Colleen Tocci | Marketing Manager,
Engage Agro USA

Be proactive and form a weed control program that includes herbicides, but also investigate alternatives — such as the integration of biological, mechanical and traditional removal practices — to minimize the chance of weed resistance to a product. Using the same herbicide(s) or products with the same active ingredient can lead to resistance. When selecting herbicides, try products with different modes and target sites of action and implement a rotation of those products. In addition, tank mixing a combination of herbicides aimed at controlling the same weed spectrum and modifying the application timing/rates can also be effective.

Dave Loecke | Herbicide Product Manager,
PBI-Gordon Corp.

Healthy turf is your best defense against weeds, and selecting the right product for the job is critical. It’s important to know and understand your target weeds, and equally important to understand the herbicide technology and application timing for optimum results. Different weeds are better controlled at different times of year and growth stages. You need to understand both the weed you’re fighting and the tools you have to fight it.

Michael Prudhomme| Consultant/Specialty
Business, SipcamAdvan

Timing! Other aspects are important, but if you miss the timing, you’re not going to achieve the objective, nor will you get a good return on your investment. Failing to achieve the original objective usually leads to additional unplanned applications and costs, and with some weeds you don’t get a second chance. With pre-emergent herbicides it’s critical to apply and get activation from moisture prior to weed germination. It’s also important not to apply too far ahead of germination so that the residual control plays out prematurely. With postemergent herbicides, application timing for the correct weed size is absolutely critical for control. Herbicide labels are good about defining maximum weed size controlled, as well as the duration and application timing for pre-emergent products. Pay attention to herbicide rate ranges, which can provide additional flexibility for your timing.
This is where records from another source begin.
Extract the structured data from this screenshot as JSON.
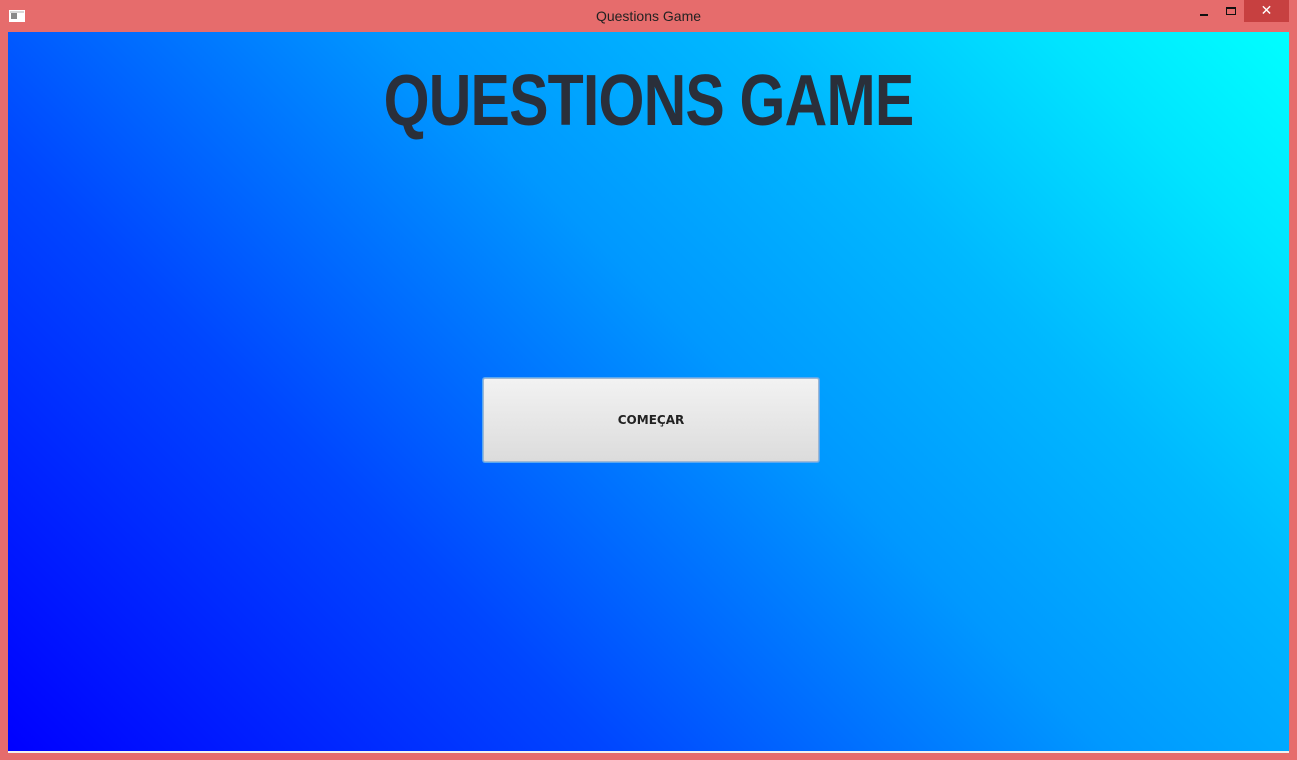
{
  "window": {
    "title": "Questions Game",
    "icon": "app-window-icon",
    "controls": {
      "minimize_icon": "minimize-icon",
      "maximize_icon": "maximize-icon",
      "close_label": "✕"
    },
    "frame_color": "#e66c6c"
  },
  "game": {
    "title": "QUESTIONS GAME",
    "start_button_label": "COMEÇAR",
    "background_colors": [
      "#0000ff",
      "#00ffff"
    ]
  }
}
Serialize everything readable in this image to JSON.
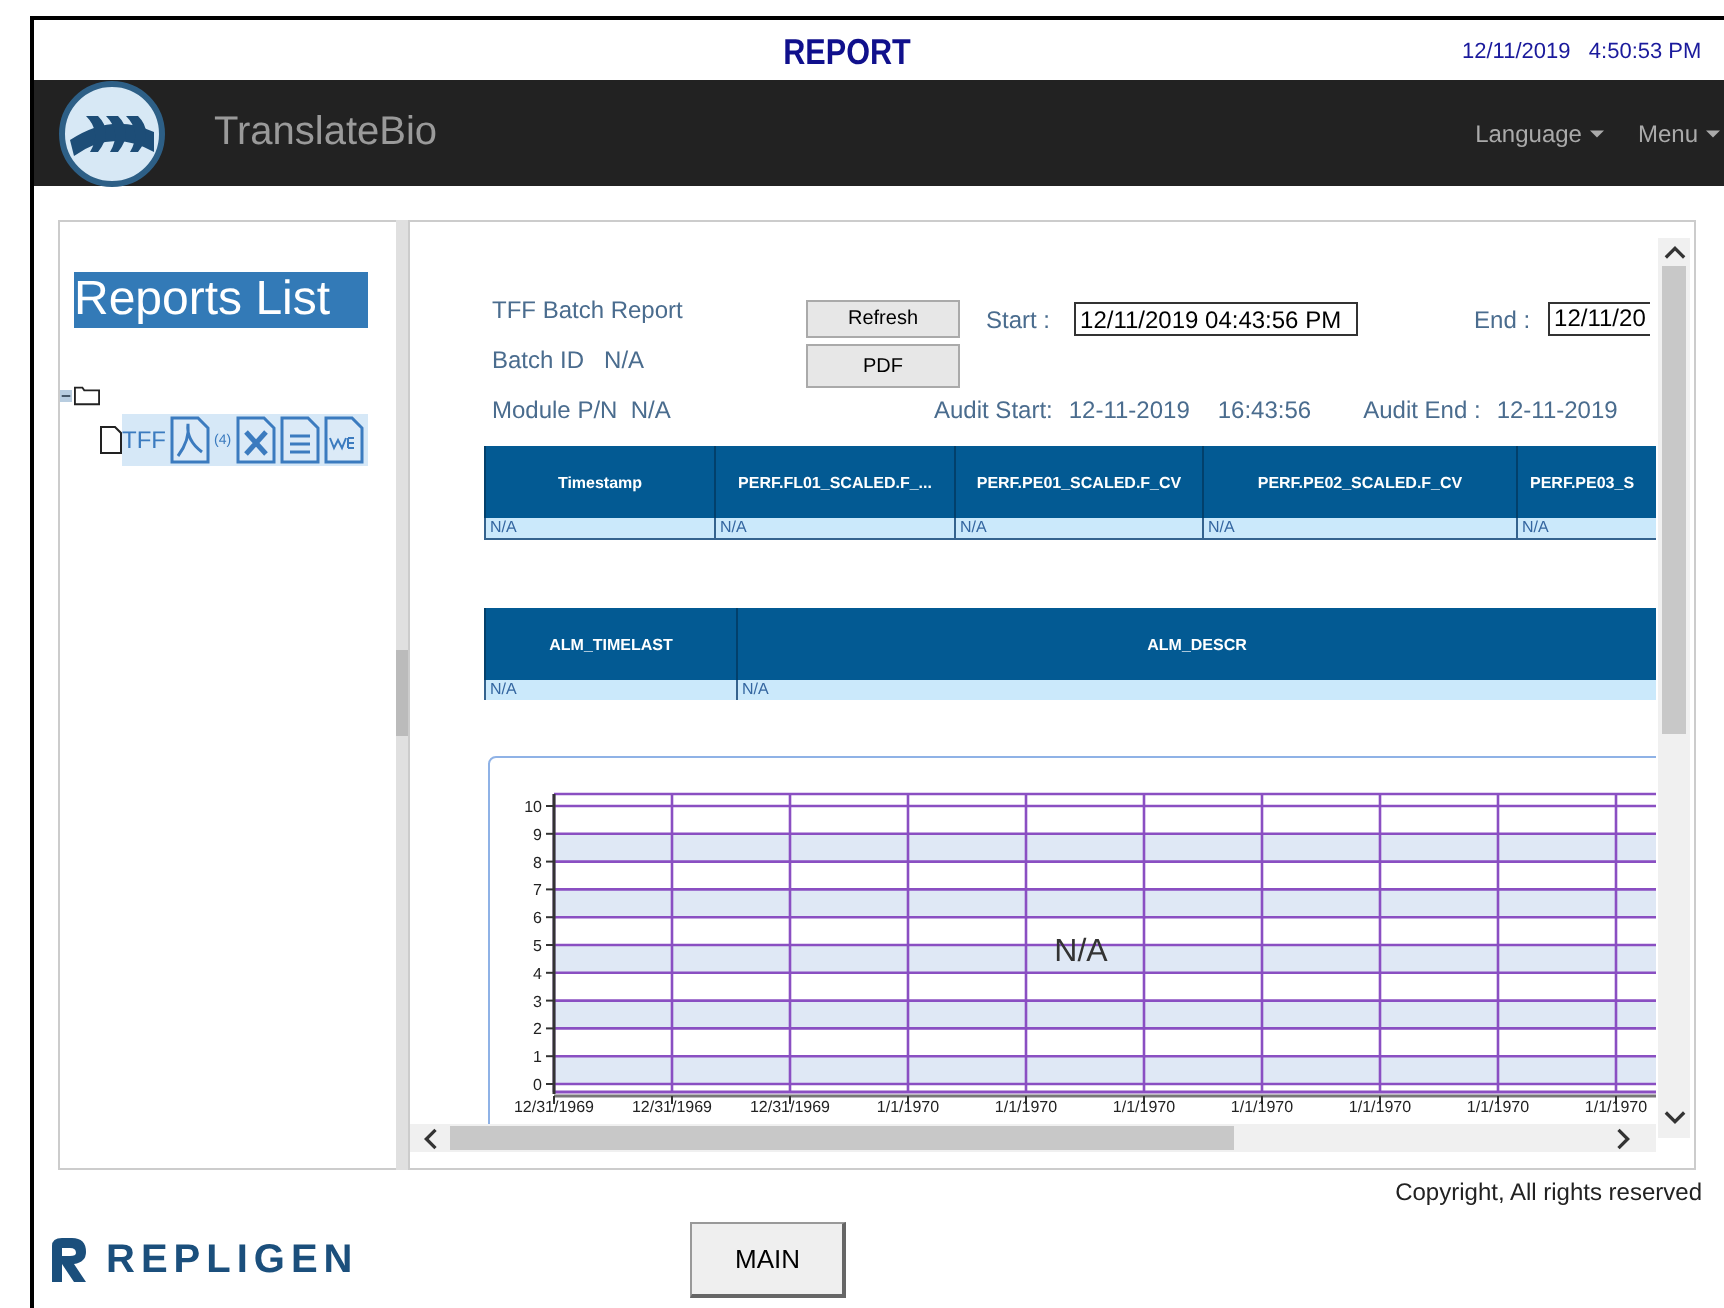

Kyle Miller | Senior Market Development
Specialist, BASF

I have two recommendations you should keep in mind when forming a weed control program. Know what weed control solutions are available and schedule herbicide applications. In the last five years, several new herbicides have been introduced into the market. It’s critical for you to stay abreast on the latest technologies to understand what’s available for which weeds. Secondly, don’t wait until you have a weed problem to figure out what needs to be done. Make sure to schedule your herbicide applications in advance. Knowing what weeds have occurred in the past allows you to apply preventive applications versus curative applications.

Laurence Mudge | Manager,
Green Solutions Team, Bayer

Proper weed identification is critical in forming a weed control program. Modern turf herbicides aren’t necessarily broad-spectrum and may not control the problematic weeds on your course. Weeds aren’t susceptible to all herbicides. Many herbicides are effective on grassy weeds, but may not be that effective on broadleaf weeds, and the reverse is also true. In addition, annual weeds tend to be easier to control than perennial weeds, and this impacts what the weed control should be. We recommend a broad-spectrum, pre- and postemergent herbicide program for optimal control of problem weeds.

Dean Mosdell | Western Field Technical Manager, Syngenta

Correct identification of weeds is essential for effective weed control. Are you trying to control annuals or perennials? What is their life cycle? You also need to assess why you have weeds. Oftentimes, environmental imbalances can prevent a dense turf canopy, which is the best defense against weeds. Several factors can cause thinning turf, such as poor drainage, fertilization levels, mowing height, soil compaction or shade. To control weeds, an agronomic program with appropriate cultural practices and strategic herbicide selection will help you create healthy turf without overreliance on herbicides, which can lead to resistance.